Prompt:
Go through the lines below and copy each one that holds the string "notices".

Component data from apps and pages:
════════════════

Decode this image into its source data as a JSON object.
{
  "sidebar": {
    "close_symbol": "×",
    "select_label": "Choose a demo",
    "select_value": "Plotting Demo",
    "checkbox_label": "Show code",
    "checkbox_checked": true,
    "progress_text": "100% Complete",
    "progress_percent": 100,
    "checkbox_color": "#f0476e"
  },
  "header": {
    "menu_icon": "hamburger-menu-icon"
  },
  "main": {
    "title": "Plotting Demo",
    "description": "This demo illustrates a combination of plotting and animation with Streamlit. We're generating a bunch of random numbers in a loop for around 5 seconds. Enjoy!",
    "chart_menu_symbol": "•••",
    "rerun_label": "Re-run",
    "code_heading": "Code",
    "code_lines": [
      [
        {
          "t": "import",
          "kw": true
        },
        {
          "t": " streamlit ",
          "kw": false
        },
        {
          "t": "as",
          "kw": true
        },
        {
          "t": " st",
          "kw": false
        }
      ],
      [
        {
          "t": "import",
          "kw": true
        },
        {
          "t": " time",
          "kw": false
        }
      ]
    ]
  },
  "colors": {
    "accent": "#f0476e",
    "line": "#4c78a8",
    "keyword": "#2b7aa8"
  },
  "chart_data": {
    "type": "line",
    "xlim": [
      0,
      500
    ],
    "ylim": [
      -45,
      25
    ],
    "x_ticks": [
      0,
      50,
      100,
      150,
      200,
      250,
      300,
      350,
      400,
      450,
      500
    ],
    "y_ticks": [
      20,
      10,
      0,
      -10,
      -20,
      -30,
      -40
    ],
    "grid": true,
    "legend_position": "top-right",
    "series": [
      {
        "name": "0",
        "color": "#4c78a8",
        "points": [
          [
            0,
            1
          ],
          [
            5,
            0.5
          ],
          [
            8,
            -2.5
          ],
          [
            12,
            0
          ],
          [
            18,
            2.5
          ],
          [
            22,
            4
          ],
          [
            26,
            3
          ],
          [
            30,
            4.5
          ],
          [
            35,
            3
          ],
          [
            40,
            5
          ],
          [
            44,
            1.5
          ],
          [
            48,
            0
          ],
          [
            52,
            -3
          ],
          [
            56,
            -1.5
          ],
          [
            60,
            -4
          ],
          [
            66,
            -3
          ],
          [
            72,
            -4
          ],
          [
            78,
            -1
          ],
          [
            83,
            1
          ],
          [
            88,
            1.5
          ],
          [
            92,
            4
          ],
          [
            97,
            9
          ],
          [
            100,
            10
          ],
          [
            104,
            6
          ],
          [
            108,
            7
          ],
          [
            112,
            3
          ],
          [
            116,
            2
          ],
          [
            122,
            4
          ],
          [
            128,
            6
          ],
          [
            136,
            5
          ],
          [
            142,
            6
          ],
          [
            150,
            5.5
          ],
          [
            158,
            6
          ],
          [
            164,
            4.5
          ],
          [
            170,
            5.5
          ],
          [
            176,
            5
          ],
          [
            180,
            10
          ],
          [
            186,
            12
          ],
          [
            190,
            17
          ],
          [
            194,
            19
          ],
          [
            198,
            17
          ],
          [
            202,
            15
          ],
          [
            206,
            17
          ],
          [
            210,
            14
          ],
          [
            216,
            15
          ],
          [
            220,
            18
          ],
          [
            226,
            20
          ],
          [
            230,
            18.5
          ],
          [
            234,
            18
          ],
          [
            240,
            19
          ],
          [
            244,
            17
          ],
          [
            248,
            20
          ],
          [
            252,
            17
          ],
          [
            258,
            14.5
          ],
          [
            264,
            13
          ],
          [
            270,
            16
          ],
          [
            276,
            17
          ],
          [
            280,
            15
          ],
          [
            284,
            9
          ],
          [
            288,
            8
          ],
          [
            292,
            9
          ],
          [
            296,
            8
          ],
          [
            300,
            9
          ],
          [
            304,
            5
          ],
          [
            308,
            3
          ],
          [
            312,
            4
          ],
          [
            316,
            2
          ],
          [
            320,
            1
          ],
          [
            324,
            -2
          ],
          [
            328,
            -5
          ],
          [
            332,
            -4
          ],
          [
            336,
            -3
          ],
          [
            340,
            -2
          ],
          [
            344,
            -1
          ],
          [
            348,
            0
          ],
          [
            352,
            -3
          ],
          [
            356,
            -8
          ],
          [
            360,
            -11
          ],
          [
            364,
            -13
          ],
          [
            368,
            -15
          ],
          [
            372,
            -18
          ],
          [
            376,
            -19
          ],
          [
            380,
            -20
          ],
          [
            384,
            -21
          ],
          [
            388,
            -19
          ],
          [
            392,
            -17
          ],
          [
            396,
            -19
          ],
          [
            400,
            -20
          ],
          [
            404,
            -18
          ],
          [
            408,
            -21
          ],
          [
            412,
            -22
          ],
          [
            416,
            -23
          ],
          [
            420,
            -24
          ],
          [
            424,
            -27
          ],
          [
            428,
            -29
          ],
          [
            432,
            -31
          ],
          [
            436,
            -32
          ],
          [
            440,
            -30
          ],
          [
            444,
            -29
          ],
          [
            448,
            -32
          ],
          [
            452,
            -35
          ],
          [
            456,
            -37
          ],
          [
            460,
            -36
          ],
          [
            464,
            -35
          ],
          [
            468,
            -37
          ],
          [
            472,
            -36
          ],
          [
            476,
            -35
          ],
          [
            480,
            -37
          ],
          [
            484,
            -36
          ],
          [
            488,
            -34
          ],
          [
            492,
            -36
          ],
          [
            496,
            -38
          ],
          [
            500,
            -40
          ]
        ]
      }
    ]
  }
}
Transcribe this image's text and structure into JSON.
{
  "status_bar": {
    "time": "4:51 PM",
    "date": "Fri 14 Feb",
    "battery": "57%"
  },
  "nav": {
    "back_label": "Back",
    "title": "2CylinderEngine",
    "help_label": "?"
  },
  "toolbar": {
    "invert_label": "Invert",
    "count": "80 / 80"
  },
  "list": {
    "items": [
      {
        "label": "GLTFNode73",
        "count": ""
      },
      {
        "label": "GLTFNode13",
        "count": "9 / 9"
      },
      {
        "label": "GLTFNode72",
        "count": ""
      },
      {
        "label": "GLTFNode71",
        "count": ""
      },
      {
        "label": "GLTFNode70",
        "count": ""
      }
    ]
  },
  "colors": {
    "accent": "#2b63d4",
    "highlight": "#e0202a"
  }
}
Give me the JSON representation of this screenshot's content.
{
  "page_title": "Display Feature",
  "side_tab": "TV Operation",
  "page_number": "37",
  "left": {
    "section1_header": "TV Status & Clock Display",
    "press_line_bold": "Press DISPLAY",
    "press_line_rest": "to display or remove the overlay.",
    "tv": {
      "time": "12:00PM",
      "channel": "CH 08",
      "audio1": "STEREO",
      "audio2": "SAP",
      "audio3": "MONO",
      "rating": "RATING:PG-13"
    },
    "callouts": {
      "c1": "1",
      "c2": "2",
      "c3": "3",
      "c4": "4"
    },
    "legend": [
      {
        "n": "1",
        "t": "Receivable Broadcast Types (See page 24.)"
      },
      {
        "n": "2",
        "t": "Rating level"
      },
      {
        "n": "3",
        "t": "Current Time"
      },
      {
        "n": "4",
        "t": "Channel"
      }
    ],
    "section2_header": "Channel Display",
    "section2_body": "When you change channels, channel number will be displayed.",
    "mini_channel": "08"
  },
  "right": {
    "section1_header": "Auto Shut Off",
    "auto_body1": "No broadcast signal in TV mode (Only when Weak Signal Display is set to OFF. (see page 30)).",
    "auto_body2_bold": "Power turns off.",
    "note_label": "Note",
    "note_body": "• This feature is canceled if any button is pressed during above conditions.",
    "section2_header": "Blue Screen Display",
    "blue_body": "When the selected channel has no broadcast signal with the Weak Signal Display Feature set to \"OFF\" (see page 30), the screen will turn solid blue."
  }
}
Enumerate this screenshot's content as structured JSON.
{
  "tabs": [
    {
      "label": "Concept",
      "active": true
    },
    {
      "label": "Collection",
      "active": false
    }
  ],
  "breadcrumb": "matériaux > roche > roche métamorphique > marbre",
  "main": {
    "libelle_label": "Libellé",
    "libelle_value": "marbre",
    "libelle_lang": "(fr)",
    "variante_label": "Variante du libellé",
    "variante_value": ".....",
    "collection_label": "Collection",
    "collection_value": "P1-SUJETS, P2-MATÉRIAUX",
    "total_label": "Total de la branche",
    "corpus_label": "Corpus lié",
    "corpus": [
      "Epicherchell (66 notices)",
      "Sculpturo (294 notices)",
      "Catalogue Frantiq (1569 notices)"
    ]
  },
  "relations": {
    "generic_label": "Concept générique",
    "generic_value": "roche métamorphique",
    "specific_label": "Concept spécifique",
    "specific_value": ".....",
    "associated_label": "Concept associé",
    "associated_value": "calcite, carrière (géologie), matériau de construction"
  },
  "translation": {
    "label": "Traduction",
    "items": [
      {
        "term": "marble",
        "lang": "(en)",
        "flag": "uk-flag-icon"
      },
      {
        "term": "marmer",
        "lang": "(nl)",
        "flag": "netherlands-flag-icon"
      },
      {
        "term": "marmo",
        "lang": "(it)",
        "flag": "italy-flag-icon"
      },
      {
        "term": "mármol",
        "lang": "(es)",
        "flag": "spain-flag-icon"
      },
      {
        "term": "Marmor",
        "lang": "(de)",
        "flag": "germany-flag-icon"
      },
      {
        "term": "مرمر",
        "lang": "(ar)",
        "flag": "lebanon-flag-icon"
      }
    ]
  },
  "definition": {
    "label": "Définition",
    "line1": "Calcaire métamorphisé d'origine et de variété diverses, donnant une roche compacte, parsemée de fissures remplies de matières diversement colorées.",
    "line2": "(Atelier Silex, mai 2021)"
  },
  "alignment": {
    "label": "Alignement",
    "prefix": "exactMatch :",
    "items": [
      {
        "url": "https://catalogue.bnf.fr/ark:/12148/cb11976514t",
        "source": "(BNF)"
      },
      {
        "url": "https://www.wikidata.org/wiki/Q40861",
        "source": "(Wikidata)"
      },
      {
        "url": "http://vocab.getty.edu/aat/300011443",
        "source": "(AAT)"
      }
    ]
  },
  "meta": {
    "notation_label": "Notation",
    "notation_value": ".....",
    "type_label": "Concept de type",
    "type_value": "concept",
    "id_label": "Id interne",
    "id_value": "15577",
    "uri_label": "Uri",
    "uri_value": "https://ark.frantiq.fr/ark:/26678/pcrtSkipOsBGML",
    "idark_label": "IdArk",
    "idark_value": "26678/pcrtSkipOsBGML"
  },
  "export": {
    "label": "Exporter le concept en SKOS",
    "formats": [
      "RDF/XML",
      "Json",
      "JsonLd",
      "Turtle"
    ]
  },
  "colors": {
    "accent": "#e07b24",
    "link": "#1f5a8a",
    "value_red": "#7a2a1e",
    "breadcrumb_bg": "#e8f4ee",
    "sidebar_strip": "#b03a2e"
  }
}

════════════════

Answer box:
      "Epicherchell (66 notices)",
      "Sculpturo (294 notices)",
      "Catalogue Frantiq (1569 notices)"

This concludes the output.